Since the government signalled Alberta would stick with the current market, Suncor Energy has announced it will spend $1.4 billion on two cogeneration units in the oilsands, while Perimeter Solar is proceeding with a solar project near Claresholm.
In August, Greengate Power obtained regulatory approval to build a $500-million solar project in Vulcan County, while BHE Canada — a wholly owned unit of Berkshire Hathaway Energy — confirmed this week it’s building a $200-million wind farm project near Medicine Hat.
All of these are positive developments for a province that’s phasing out coal-fired electricity and needs an estimated $12 billion in investments to flow into the sector.
Industry analysts say many generators were uncertain about making large capital commitments under the incoming capacity market rules.
“I don’t think we’ve seen a period where we have had pent-up demand that was just sitting idle and waiting for the gates to be open,” said Duane Reid-Carlson, chief executive of electricity consultancy EDC Associates.
“That’s where we are now.
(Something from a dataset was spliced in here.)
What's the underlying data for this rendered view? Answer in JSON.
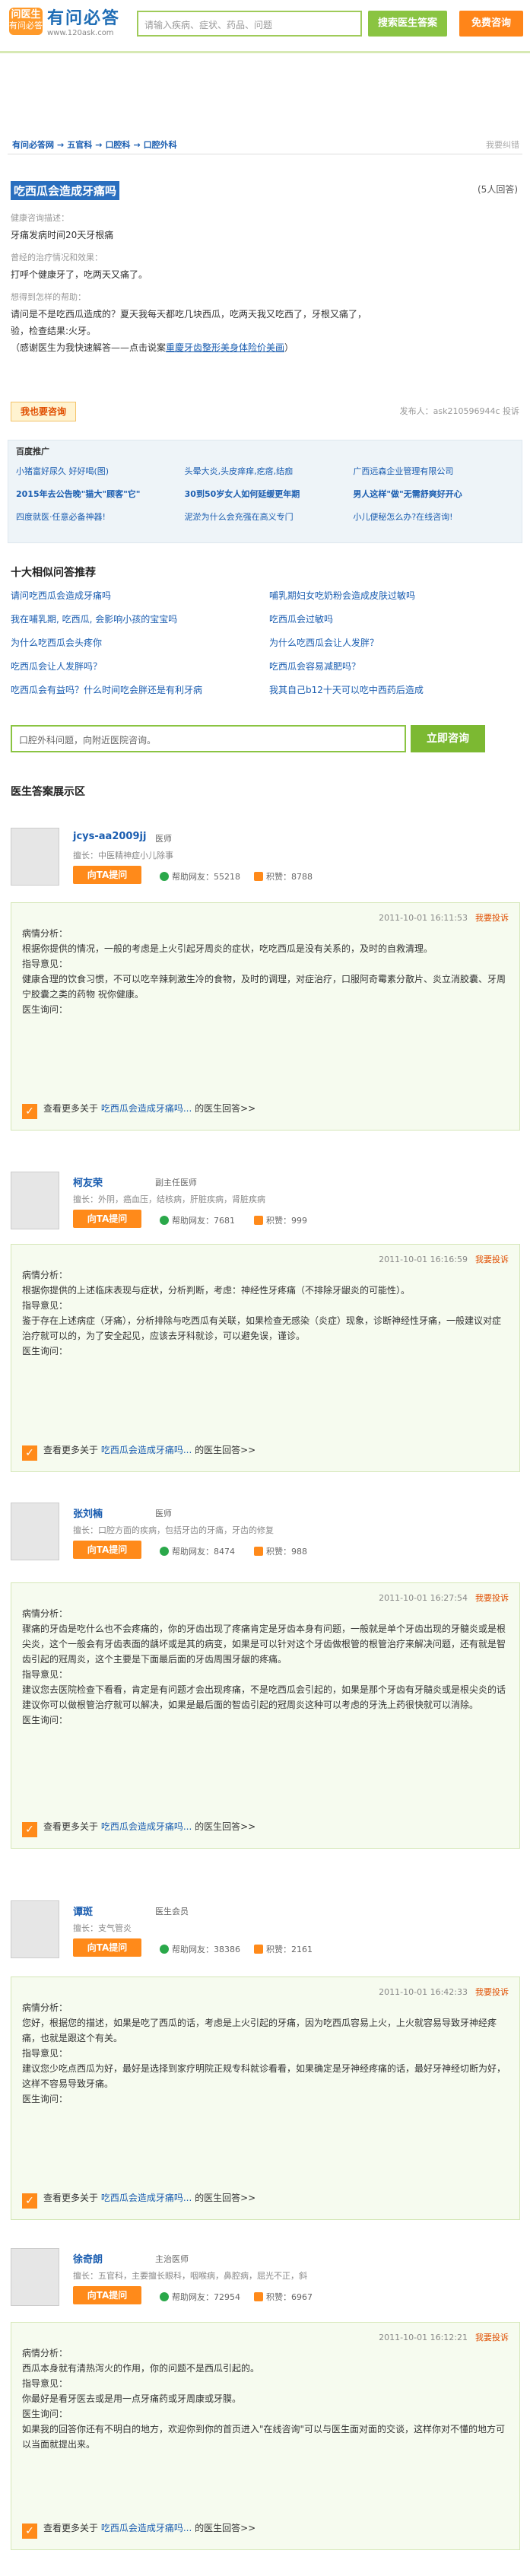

The decks have been cleared on many fronts.”
But what about the consumer cap?
During the spring provincial election campaign, UCP officials indicated the rate cap would be ditched.
Last July, Savage said the province would make a decision on the price cap in the fall.
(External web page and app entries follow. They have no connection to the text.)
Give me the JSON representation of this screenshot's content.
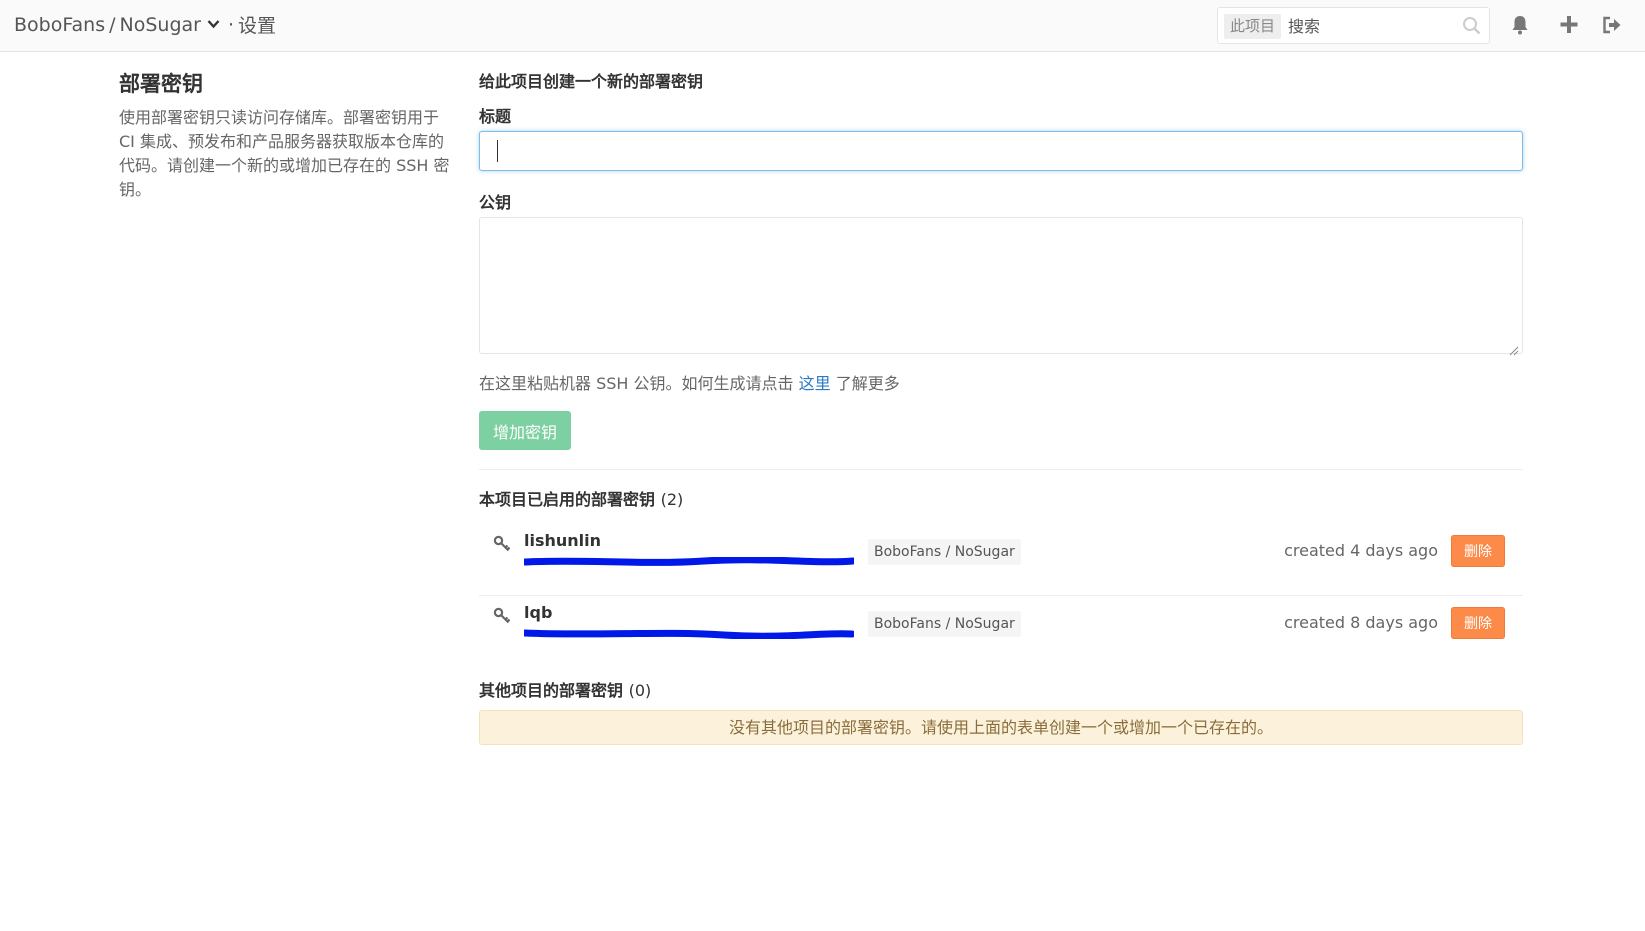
{
  "header": {
    "breadcrumb": {
      "namespace": "BoboFans",
      "separator": "/",
      "project": "NoSugar",
      "dot": "·",
      "page": "设置"
    },
    "search": {
      "scope_label": "此项目",
      "placeholder": "搜索"
    },
    "icons": [
      "bell-icon",
      "plus-icon",
      "sign-out-icon"
    ]
  },
  "left": {
    "title": "部署密钥",
    "description": "使用部署密钥只读访问存储库。部署密钥用于 CI 集成、预发布和产品服务器获取版本仓库的代码。请创建一个新的或增加已存在的 SSH 密钥。"
  },
  "form": {
    "heading": "给此项目创建一个新的部署密钥",
    "title_label": "标题",
    "title_value": "",
    "key_label": "公钥",
    "key_value": "",
    "help_prefix": "在这里粘贴机器 SSH 公钥。如何生成请点击",
    "help_link": "这里",
    "help_suffix": "了解更多",
    "submit_label": "增加密钥"
  },
  "enabled_keys": {
    "title": "本项目已启用的部署密钥",
    "count": "(2)",
    "items": [
      {
        "name": "lishunlin",
        "fingerprint": "",
        "project": "BoboFans / NoSugar",
        "created": "created 4 days ago",
        "delete_label": "删除"
      },
      {
        "name": "lqb",
        "fingerprint": "",
        "project": "BoboFans / NoSugar",
        "created": "created 8 days ago",
        "delete_label": "删除"
      }
    ]
  },
  "other_keys": {
    "title": "其他项目的部署密钥",
    "count": "(0)",
    "empty_message": "没有其他项目的部署密钥。请使用上面的表单创建一个或增加一个已存在的。"
  },
  "colors": {
    "add_button": "#7dd0a2",
    "delete_button": "#fc8b4a",
    "link": "#2b7ac4",
    "notice_bg": "#fcf2dc",
    "redaction": "#0018e8"
  }
}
While all the leaves are gone, a decision still hasn’t been proclaimed.
“The rate cap will be dealt with shortly,” said one government source.
“I think there’s a high expectation of a significant change or outright removal” of the price cap, said Reid-Carlson.
Such a decision would face opposition from several corners.
The regulated rate cap was initially unveiled by the former Notley government as part of its plan to overhaul the province’s electricity sector by phasing out all coal-fired power generation and aggressively pushing for more renewable energy.
To respond to concerns about future price volatility, the government said a price cap would run from June 2017 until June 2021.
At the time, the NDP noted electricity prices in the province under deregulation were unpredictable, spiking by as much as 65 per cent in one month.
Wholesale power prices were extremely low three years ago, amid slumping demand and excess supply, averaging just $18 per megawatt-hour in 2016. Last year, prices recovered to $50 per MW-h and are up again this year.
For consumers, the price cap has provided relief, to the tune of $53 million in 2018-19.
Nick Clark, co-owner of power retailer Spot Power, estimates the rate cap cost the province about $20 million a month in July and August. He believes consumers will be able to find better prices and switch to lower rates if the cap is removed.
“There is no reason to offer a limited number of utilities and their regulated rate customers, (who) are now slightly less than 50 per cent of the market, price protection,” he said.
“All consumers have to do is shop around.”
Yet, many homeowners and small business operators don’t want to spend a lot of time hunting for electricity bargains.
Consumer groups say potential changes being contemplated to the energy-only market in the coming years — such as the Alberta Electric System Operator (AESO) allowing wholesale power prices to surge above their current limit — should influence what happens next.
“Don’t remove the price cap until you get a sense of what the AESO is going to do,” said Jim Wachowich of the Consumers’ Coalition of Alberta.
“The energy-only wholesale market is a volatile market. It’s designed to be a volatile market and the corresponding truth is most customers do not like volatility.”
NDP energy critic Irfan Sabir said the UCP government needs to provide Albertans with certainty and ensure they’re not subjected to power price spikes.
But the idea of interfering in an open market, spending government money to shelter consumers from fluctuating prices, has its own critics.
Whatever decision the province makes, there will be resistance.
“Any time you’re using a subsidy to prop up something for political reasons, it’s not a good reason,” said energy economist David Gray, former executive director of Alberta’s Utilities Consumer Advocate.
“People always watch (their bills) closely. Electricity and natural gas prices are one of those things people can’t avoid … so they just freaking hate them and they watch ’em like a hawk.”